**Action item**
The result should be every line of the listing that contains "Degree".

**Given data**
+++++
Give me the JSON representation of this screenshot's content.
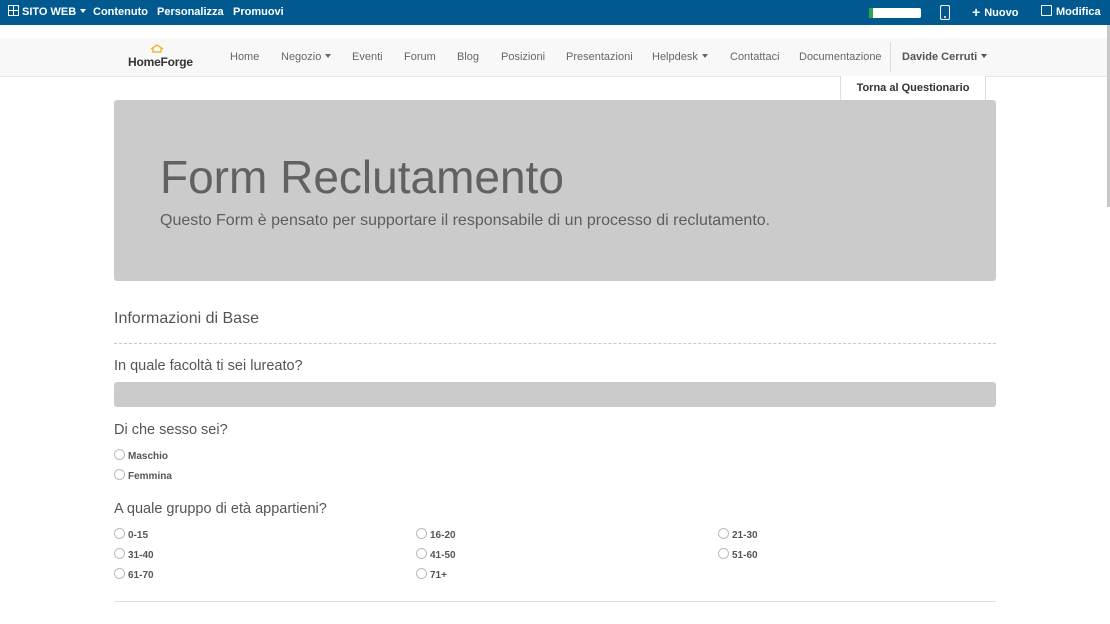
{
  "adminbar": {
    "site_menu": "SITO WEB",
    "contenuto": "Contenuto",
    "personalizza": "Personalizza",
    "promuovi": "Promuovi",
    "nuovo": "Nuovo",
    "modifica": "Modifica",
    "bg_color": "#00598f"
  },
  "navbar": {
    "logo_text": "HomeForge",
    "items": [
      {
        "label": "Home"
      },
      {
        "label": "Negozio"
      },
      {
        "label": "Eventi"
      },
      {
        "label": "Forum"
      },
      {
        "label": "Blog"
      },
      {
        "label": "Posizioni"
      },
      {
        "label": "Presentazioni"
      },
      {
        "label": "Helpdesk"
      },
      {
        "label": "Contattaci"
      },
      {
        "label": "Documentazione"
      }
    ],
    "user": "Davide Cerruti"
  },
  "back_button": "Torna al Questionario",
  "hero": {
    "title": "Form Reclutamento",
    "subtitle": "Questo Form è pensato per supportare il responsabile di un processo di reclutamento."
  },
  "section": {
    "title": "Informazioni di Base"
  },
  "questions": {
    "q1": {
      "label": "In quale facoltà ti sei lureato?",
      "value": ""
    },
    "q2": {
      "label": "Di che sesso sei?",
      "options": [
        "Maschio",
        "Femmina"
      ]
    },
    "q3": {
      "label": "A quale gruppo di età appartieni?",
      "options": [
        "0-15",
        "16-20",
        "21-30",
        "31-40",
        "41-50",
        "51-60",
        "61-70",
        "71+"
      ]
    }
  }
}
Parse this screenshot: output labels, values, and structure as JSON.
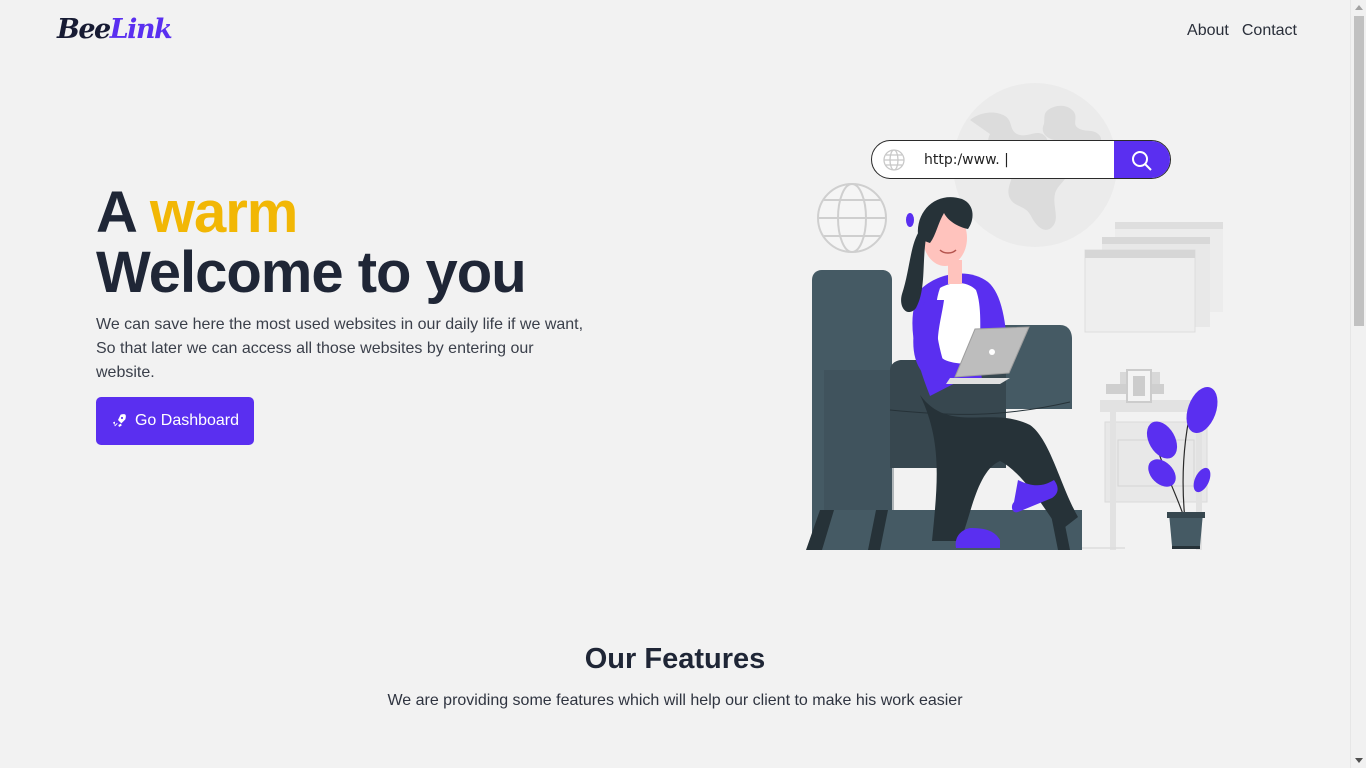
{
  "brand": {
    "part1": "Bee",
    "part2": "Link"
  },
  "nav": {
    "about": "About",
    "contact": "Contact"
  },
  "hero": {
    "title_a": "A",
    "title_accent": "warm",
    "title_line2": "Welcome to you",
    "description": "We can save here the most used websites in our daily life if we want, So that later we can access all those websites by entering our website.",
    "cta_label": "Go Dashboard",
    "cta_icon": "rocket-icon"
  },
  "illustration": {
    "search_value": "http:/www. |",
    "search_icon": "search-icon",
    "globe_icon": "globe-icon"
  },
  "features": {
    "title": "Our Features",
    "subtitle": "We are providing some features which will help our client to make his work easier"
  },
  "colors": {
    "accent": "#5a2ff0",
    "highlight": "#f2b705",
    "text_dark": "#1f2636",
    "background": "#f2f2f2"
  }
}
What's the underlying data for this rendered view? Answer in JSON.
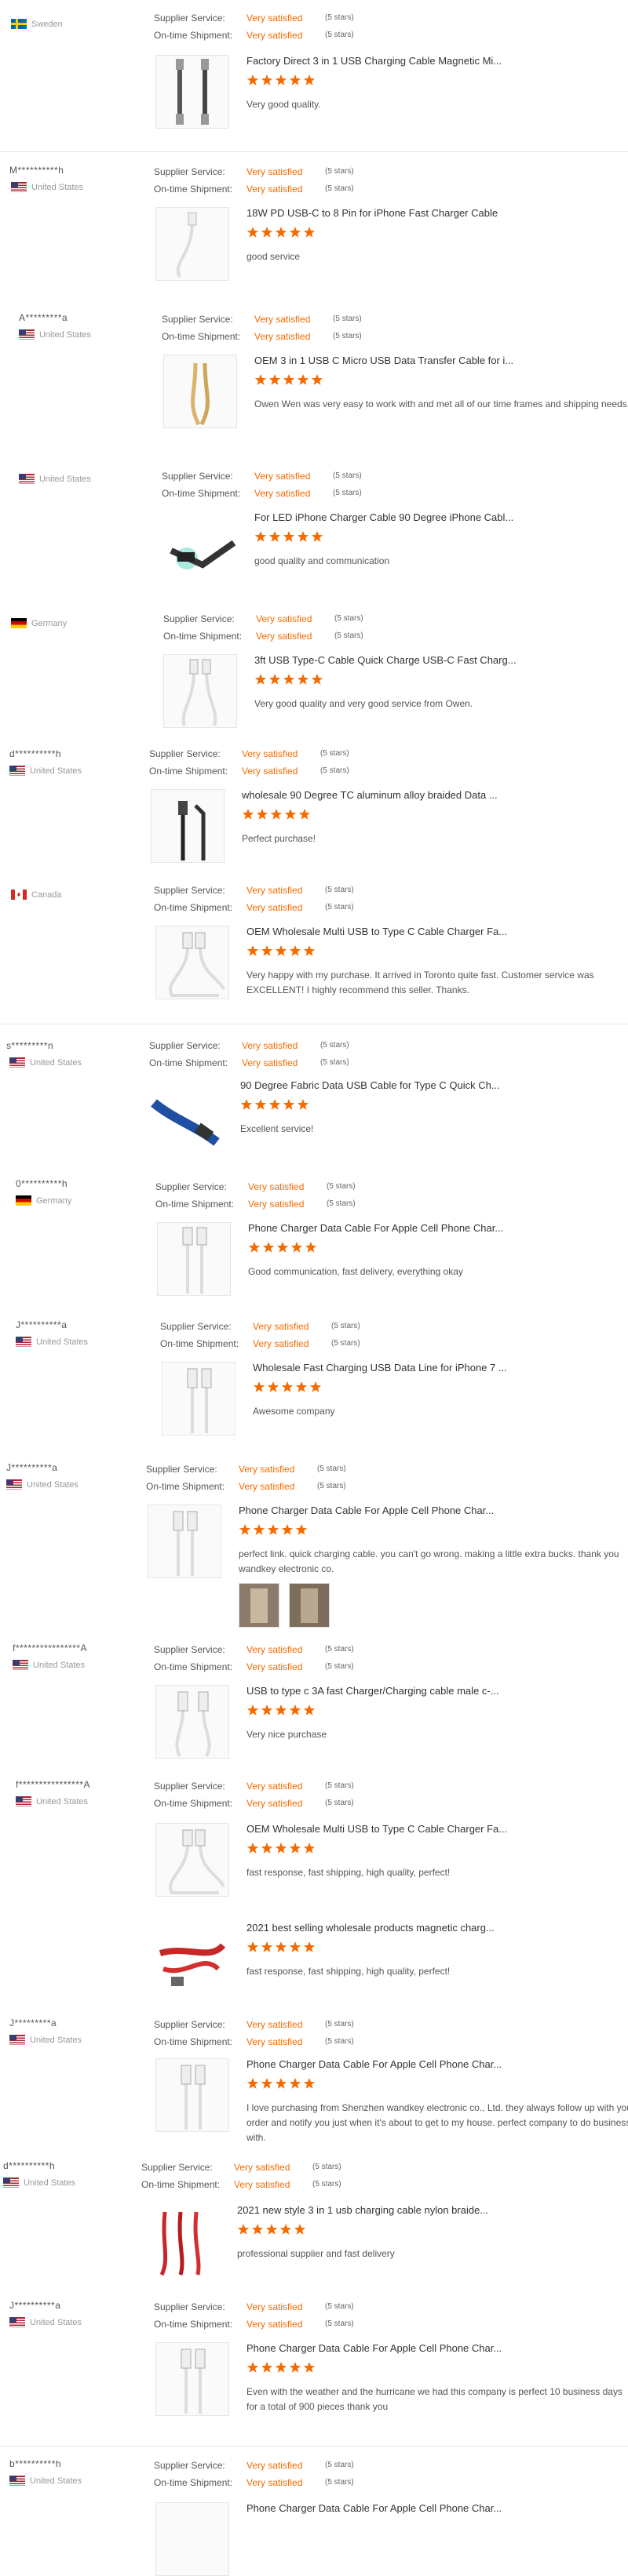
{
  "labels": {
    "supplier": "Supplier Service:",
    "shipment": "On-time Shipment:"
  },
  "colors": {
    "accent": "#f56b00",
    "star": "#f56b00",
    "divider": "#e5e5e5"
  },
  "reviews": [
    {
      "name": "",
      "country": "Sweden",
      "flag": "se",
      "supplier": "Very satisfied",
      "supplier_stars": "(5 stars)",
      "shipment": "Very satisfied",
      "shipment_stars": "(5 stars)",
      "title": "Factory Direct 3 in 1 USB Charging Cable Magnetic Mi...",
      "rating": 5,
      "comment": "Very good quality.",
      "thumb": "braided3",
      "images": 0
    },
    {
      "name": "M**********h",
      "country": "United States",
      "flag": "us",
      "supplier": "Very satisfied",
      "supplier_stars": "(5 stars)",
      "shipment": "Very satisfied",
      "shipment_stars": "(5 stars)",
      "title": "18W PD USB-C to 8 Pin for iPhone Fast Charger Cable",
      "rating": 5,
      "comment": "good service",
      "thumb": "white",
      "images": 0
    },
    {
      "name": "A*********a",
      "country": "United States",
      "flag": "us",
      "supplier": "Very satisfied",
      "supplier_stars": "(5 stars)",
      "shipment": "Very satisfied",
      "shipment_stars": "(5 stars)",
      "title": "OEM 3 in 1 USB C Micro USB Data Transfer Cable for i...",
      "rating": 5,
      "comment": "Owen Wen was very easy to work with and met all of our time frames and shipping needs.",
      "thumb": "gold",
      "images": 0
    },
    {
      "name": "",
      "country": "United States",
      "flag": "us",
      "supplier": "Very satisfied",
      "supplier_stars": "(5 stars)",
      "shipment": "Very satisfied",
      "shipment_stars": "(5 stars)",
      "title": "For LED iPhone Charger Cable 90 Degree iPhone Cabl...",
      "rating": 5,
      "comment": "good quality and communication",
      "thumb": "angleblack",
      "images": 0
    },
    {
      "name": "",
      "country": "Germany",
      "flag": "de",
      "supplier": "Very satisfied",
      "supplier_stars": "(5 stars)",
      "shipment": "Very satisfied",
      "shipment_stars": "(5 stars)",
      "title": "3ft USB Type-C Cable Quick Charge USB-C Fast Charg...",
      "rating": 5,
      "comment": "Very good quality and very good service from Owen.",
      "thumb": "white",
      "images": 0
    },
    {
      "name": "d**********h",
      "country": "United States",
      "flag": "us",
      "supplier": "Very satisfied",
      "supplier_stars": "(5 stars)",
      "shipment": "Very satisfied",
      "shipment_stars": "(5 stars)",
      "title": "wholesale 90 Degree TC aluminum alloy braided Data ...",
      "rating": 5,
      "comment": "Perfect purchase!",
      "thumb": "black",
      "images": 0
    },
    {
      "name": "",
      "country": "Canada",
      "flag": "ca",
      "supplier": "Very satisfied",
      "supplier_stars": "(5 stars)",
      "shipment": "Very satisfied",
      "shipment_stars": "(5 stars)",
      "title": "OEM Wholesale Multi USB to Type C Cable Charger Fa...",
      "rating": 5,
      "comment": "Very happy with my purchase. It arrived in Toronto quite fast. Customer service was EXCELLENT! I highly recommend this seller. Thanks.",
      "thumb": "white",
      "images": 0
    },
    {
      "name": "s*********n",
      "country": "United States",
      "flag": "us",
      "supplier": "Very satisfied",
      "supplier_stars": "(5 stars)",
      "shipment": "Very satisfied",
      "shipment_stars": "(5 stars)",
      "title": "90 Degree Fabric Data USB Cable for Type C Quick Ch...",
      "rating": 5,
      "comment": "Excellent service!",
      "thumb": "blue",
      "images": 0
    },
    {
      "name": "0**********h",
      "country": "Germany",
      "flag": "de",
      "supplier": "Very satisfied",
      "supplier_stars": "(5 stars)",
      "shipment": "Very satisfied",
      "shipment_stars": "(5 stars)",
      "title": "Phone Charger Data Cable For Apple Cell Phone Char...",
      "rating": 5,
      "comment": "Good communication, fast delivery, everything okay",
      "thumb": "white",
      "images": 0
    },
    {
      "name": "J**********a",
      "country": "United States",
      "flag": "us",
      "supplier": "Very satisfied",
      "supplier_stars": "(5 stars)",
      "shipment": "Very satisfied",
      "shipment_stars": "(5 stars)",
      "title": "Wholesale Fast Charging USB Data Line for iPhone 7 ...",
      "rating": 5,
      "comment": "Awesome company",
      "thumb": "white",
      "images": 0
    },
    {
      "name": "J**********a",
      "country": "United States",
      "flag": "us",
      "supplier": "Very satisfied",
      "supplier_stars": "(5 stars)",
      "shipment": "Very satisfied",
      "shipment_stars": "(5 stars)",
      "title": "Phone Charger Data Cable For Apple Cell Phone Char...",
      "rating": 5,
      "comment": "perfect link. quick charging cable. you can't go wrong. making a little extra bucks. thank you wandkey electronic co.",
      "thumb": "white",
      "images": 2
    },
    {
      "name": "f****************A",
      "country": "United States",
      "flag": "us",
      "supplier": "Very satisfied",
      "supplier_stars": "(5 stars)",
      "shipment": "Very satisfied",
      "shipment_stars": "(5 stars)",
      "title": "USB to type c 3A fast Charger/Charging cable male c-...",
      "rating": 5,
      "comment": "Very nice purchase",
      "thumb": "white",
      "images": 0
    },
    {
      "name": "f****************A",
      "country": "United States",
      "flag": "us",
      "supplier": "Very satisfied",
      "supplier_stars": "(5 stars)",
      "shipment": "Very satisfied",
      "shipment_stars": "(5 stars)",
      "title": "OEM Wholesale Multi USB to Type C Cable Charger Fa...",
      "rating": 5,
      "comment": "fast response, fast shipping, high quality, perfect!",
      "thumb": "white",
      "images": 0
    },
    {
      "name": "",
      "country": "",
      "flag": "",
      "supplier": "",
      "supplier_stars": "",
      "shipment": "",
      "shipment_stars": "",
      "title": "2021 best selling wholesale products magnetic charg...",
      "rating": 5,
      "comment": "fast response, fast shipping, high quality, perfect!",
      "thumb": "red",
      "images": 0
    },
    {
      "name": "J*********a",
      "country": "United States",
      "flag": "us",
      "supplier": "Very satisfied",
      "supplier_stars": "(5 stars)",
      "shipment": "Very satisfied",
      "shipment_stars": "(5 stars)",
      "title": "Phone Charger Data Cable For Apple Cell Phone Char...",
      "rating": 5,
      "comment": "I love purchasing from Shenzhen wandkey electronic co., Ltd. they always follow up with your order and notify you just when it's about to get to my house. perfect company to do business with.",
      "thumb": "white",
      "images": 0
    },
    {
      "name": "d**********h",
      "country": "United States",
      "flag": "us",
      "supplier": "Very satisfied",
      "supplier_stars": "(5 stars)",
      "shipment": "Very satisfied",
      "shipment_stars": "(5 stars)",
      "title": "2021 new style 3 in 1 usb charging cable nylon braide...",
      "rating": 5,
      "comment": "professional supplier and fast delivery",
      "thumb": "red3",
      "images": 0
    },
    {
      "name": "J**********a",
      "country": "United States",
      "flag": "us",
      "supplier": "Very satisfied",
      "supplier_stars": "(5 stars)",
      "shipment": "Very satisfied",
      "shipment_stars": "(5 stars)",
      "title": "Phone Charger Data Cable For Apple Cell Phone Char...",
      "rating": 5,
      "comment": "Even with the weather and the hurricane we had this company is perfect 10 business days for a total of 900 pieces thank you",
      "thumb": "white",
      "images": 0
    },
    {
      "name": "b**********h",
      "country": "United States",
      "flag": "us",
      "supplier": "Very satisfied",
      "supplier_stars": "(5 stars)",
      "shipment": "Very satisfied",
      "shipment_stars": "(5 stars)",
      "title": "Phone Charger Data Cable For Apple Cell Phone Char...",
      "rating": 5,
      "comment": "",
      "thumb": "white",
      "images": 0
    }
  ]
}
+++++
**Solution to this exercise**
      "title": "For LED iPhone Charger Cable 90 Degree iPhone Cabl...",
      "title": "wholesale 90 Degree TC aluminum alloy braided Data ...",
      "title": "90 Degree Fabric Data USB Cable for Type C Quick Ch...",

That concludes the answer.